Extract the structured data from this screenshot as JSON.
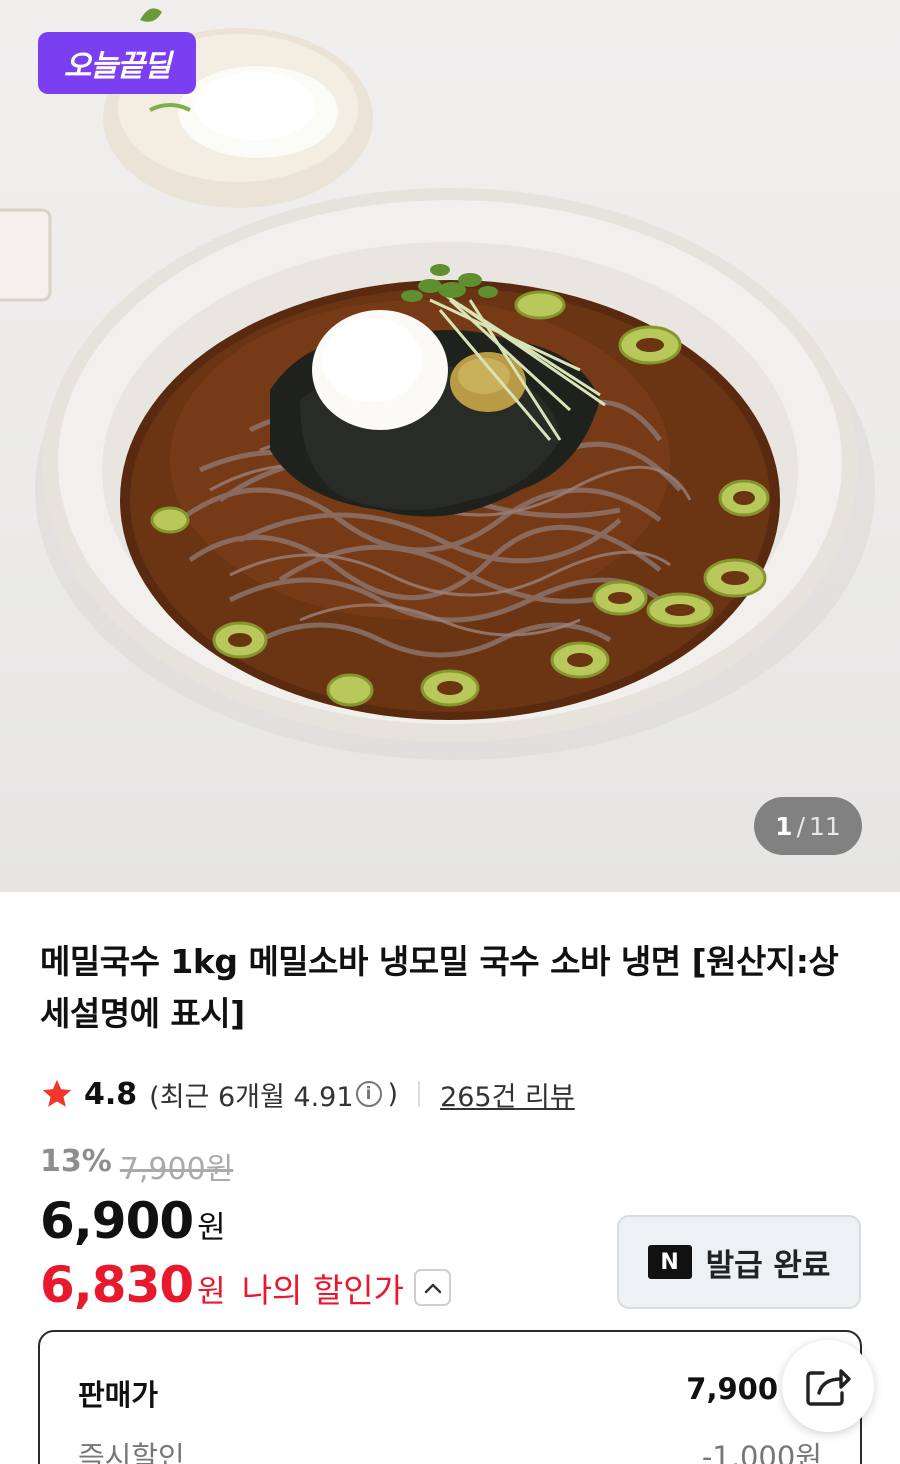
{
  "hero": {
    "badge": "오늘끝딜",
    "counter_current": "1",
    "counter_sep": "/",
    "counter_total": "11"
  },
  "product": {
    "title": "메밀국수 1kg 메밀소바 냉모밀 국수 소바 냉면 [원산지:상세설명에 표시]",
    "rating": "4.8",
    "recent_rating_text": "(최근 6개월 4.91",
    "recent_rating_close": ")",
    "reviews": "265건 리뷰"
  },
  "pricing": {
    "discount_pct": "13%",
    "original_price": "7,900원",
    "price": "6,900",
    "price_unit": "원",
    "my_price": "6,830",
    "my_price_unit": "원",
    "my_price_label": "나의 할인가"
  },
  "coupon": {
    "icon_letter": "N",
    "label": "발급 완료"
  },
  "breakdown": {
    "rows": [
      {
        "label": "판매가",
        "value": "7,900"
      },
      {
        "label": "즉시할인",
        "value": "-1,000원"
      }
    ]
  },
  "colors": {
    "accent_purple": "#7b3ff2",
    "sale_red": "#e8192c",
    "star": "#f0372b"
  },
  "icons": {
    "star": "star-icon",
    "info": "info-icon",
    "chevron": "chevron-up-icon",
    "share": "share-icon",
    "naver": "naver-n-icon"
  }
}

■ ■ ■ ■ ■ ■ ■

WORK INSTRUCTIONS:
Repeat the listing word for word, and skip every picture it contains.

YOUR SOLUTION:
Extract the structured data from this screenshot as JSON.
{
  "hero": {
    "badge": "오늘끝딜",
    "counter_current": "1",
    "counter_sep": "/",
    "counter_total": "11"
  },
  "product": {
    "title": "메밀국수 1kg 메밀소바 냉모밀 국수 소바 냉면 [원산지:상세설명에 표시]",
    "rating": "4.8",
    "recent_rating_text": "(최근 6개월 4.91",
    "recent_rating_close": ")",
    "reviews": "265건 리뷰"
  },
  "pricing": {
    "discount_pct": "13%",
    "original_price": "7,900원",
    "price": "6,900",
    "price_unit": "원",
    "my_price": "6,830",
    "my_price_unit": "원",
    "my_price_label": "나의 할인가"
  },
  "coupon": {
    "icon_letter": "N",
    "label": "발급 완료"
  },
  "breakdown": {
    "rows": [
      {
        "label": "판매가",
        "value": "7,900"
      },
      {
        "label": "즉시할인",
        "value": "-1,000원"
      }
    ]
  },
  "colors": {
    "accent_purple": "#7b3ff2",
    "sale_red": "#e8192c",
    "star": "#f0372b"
  },
  "icons": {
    "star": "star-icon",
    "info": "info-icon",
    "chevron": "chevron-up-icon",
    "share": "share-icon",
    "naver": "naver-n-icon"
  }
}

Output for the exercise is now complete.